“The sponsors we work with are very connected to younger people,” said Castro. “They want to do things right. And betting is something that I don’t think is right for young people.”
Policing the real or perceived corruption that legal gambling could generate is crucial for Long. “If I knew that it wouldn’t change the outcome, okay,” he said. “There’s always somebody trying to make some side hustle, and that’s what concerns me. I wouldn’t want it to change the integrity of the sport.”
Brown believes an educational initiative would be a good plan to introduce alongside any sports betting partnerships in racing. “The downfalls would be the same that you would have with any other type of gambling,” he said. “You see people out there gamble more than what they have, that people get in over their head. It’s just like anything else where moderation is important. You need to put some awareness out there and make people aware of the effects of getting addicted to gambling. Besides that, I think it will make it fun, it will raise the stakes, it will bring a lot more interest and eyeballs on our sport.”
Simmermaker at Winlight Bets has factored in the concerns about corrupting influences in sports betting while creating the app and will be using all the tools of technology to neutralize it. “Utilizing tech that simply wasn’t around five to 10 years ago, we can notice trends in how people bet,” he explained. “For instance, if a guy who typically bet $20 on a race and did that every other weekend, and then walked in and put down $10,000 on a race, that would be a flaggable event and we may not let that bet go down. Similarly, we can look at the handle and we can limit it to, say, we’re only going to allow 50% of the handle to be bet. And any bet above that is going to be flagged or disallowed. There are great compliance groups in the major sportsbooks that really have this stuff down.”
One aspect of legalized sports betting that might reassure the industry is that not all of the push is coming from giant casino interests. Some of the movement is coming from people with deep ties to racing culture. “What’s really important to me, the reason I started Winlight Bets, is to grow the sport and to help and enhance the sport.

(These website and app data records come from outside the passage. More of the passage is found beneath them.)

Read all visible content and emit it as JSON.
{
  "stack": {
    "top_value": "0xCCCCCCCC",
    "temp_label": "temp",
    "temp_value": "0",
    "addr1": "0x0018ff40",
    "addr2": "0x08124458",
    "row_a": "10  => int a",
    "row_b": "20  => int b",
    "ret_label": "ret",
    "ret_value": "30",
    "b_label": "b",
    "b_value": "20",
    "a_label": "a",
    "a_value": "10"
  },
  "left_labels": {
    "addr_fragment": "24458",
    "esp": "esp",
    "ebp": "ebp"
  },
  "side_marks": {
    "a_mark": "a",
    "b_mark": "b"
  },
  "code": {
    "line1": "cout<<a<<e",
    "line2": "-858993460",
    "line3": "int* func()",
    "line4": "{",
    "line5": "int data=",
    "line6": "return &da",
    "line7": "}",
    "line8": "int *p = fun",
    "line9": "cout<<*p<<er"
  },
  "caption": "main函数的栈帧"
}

I worry about all of motorsports in the sense of ‘death by a thousand paper cuts,’” Simmermaker said. “Nothing we do at Winlight Bets will risk the reputation of drag racing or any other motorsport.”
Ultimately, betting on competitions seems to be an almost natural impulse for the human race, and will continue, legally or not. Whether sports wagering can vault motorsports to the next level of fan popularity will be decided in the next few years. “I’ve never really seen attitudes change; it’s always been there, especially from a standpoint of a fan where they might do their own little wagers in the stands, a dollar here or a dollar there,” Brown said. “But it’s always brought excitement, it’s always been part of sport even since I was at an early age watching it as a little kid.”
American Gaming Association
Duck X Productions